an interview by Stephen Shankland with Sun's Scott McNealy, where McNealy comes across a good deal more honestly and sincerely than I've seen before. Take a look. Here's an excerpt for those who never bother to click on anything:
News.com: Is there anything we've learned new around community development?
McNealy: During the late 1980s and early 1990s we let Solaris get
encumbered as we were trying to build features and compete with
mainframe OSes. Plus the fact that we did the AT&T Unix System V
Release 4 base, which required us to buy our way out of the SCO
license. It just occurred to us, probably six or seven years ago, that
we can't do what we want to do with the source code here. We spent a
long, long time getting the encumbrances out. They kind of spaghettied
themselves deeply into the operating environment.
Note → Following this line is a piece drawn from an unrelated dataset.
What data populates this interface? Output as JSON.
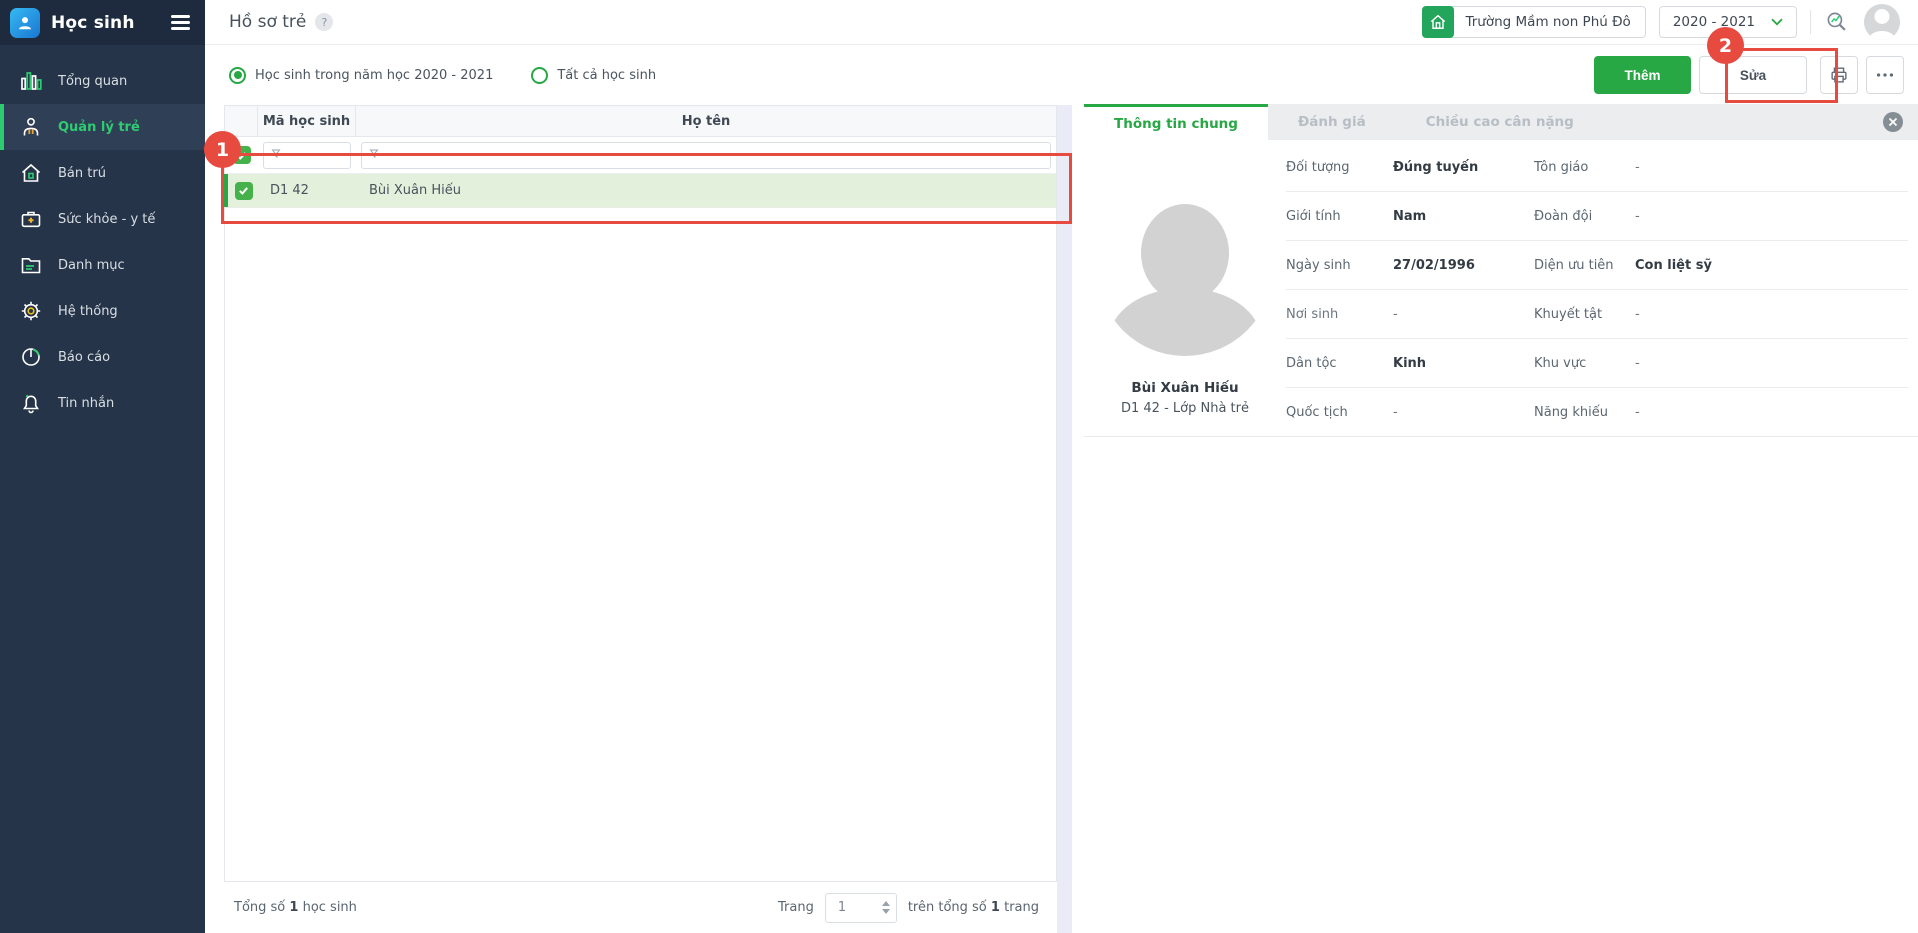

The one thing we
learned was just don't let the stuff get encumbered again. That was
the mistake we made, by going too fast too quick. By going a little
slower and letting the community help, we wouldn't have gotten
encumbered. We would have been in better shape if we'd kept it open
source along the way.
I still have issues with Sun over the CDDL-GPL/LGPL
incompatibility, but fair is fair. This is the right lesson: Get away from proprietary code, because it won't let you do what you want. And it will cost you heavily, one way or another. I think it's safe to say that this is particularly true with SCO code.
If it even *is* their code. Hmm. . . .
TO: Scott McNealy
RE: About all that money you paid SCO for "their" code.
Just kidding. I'll assume SCO has the right to collect license fees for it. Except, if in the end, it turns out that no one has clear copyrights to this code, and after following SCO v. Novell and reading the 1994 USL-Regents once-supersecret settlement agreement, it's at least the right question, then what are you guys paying through the nose for? Public domain code? Code that might in some cases be copyrighted, but by Novell, not SCO? Just raising the questions, folks. Sometimes it's good to get back to basics.
Oh, one more question: how come, pray tell, Sun gets to open up, for all the world's eyeballs to see, code that SCO is telling Judge Kimball and Judge Wells and Judge Jones and the world is so secret and confidential, they have the right to chop your hand off at the wrist if any licensee shows it to anyone or shares it with anyone, especially Linux? I'd like to see that license agreement between Sun and AT&T, wouldn't you? No protection in it for methods and concepts? How can that be, if SCO's witnesses are to be believed that AT&T never allowed any licensee to avoid restrictions on methods and concepts? And now that it is out there, including the methods and concepts, how is SCO going to police that code? Remember clause 7.06(a) of IBM's original license agreement?
"If information relating to a SOFTWARE PRODUCT subject to this Agreement at any time becomes available without restriction to the general public by acts not attributable to LICENSEE or its employees, LICENSEE'S obligations under this section shall not apply to such information after such time."
If it even *is* their code.
I believe these questions can be answered in the SCO litigation, and I hope they will be. But for sure, I expect that last question -- about Sun being allowed to "open source" this code -- to come up in every courtroom where SCO has planted its bully flag.